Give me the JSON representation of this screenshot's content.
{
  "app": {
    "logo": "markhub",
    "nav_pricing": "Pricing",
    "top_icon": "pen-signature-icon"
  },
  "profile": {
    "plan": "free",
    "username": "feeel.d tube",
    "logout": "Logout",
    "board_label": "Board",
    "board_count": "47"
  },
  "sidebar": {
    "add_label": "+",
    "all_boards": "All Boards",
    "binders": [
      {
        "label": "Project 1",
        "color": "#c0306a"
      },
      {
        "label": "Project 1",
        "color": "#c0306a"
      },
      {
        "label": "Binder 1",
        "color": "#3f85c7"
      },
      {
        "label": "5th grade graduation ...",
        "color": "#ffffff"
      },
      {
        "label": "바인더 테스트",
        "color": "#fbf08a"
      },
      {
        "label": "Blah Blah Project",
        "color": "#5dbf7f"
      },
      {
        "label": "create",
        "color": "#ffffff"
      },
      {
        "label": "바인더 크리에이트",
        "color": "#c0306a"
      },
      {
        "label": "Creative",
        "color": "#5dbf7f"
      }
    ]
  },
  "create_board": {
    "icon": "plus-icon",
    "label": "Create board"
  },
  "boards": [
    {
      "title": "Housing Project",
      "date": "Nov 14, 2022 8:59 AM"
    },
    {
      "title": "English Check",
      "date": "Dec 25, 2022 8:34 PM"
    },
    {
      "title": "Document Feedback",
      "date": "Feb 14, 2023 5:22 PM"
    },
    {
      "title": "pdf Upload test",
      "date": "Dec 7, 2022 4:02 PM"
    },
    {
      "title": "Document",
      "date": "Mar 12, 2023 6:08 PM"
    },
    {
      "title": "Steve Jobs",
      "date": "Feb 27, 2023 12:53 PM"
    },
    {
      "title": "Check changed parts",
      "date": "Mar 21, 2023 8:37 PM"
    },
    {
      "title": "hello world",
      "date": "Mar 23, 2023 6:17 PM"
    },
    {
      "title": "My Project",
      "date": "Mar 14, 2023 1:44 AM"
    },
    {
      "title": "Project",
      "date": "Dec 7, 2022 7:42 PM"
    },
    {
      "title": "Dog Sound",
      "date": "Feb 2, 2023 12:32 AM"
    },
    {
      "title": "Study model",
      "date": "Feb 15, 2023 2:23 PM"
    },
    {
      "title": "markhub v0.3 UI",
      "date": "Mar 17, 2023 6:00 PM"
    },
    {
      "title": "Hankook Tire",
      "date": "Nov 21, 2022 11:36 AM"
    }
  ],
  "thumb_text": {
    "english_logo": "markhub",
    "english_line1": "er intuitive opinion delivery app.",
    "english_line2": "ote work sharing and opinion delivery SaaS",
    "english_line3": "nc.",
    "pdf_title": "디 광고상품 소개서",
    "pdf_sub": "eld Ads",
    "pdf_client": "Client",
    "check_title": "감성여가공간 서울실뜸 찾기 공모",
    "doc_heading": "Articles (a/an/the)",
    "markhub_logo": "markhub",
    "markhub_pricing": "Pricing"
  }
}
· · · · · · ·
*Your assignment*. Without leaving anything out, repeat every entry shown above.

*Answer area*.
Give me the JSON representation of this screenshot's content.
{
  "app": {
    "logo": "markhub",
    "nav_pricing": "Pricing",
    "top_icon": "pen-signature-icon"
  },
  "profile": {
    "plan": "free",
    "username": "feeel.d tube",
    "logout": "Logout",
    "board_label": "Board",
    "board_count": "47"
  },
  "sidebar": {
    "add_label": "+",
    "all_boards": "All Boards",
    "binders": [
      {
        "label": "Project 1",
        "color": "#c0306a"
      },
      {
        "label": "Project 1",
        "color": "#c0306a"
      },
      {
        "label": "Binder 1",
        "color": "#3f85c7"
      },
      {
        "label": "5th grade graduation ...",
        "color": "#ffffff"
      },
      {
        "label": "바인더 테스트",
        "color": "#fbf08a"
      },
      {
        "label": "Blah Blah Project",
        "color": "#5dbf7f"
      },
      {
        "label": "create",
        "color": "#ffffff"
      },
      {
        "label": "바인더 크리에이트",
        "color": "#c0306a"
      },
      {
        "label": "Creative",
        "color": "#5dbf7f"
      }
    ]
  },
  "create_board": {
    "icon": "plus-icon",
    "label": "Create board"
  },
  "boards": [
    {
      "title": "Housing Project",
      "date": "Nov 14, 2022 8:59 AM"
    },
    {
      "title": "English Check",
      "date": "Dec 25, 2022 8:34 PM"
    },
    {
      "title": "Document Feedback",
      "date": "Feb 14, 2023 5:22 PM"
    },
    {
      "title": "pdf Upload test",
      "date": "Dec 7, 2022 4:02 PM"
    },
    {
      "title": "Document",
      "date": "Mar 12, 2023 6:08 PM"
    },
    {
      "title": "Steve Jobs",
      "date": "Feb 27, 2023 12:53 PM"
    },
    {
      "title": "Check changed parts",
      "date": "Mar 21, 2023 8:37 PM"
    },
    {
      "title": "hello world",
      "date": "Mar 23, 2023 6:17 PM"
    },
    {
      "title": "My Project",
      "date": "Mar 14, 2023 1:44 AM"
    },
    {
      "title": "Project",
      "date": "Dec 7, 2022 7:42 PM"
    },
    {
      "title": "Dog Sound",
      "date": "Feb 2, 2023 12:32 AM"
    },
    {
      "title": "Study model",
      "date": "Feb 15, 2023 2:23 PM"
    },
    {
      "title": "markhub v0.3 UI",
      "date": "Mar 17, 2023 6:00 PM"
    },
    {
      "title": "Hankook Tire",
      "date": "Nov 21, 2022 11:36 AM"
    }
  ],
  "thumb_text": {
    "english_logo": "markhub",
    "english_line1": "er intuitive opinion delivery app.",
    "english_line2": "ote work sharing and opinion delivery SaaS",
    "english_line3": "nc.",
    "pdf_title": "디 광고상품 소개서",
    "pdf_sub": "eld Ads",
    "pdf_client": "Client",
    "check_title": "감성여가공간 서울실뜸 찾기 공모",
    "doc_heading": "Articles (a/an/the)",
    "markhub_logo": "markhub",
    "markhub_pricing": "Pricing"
  }
}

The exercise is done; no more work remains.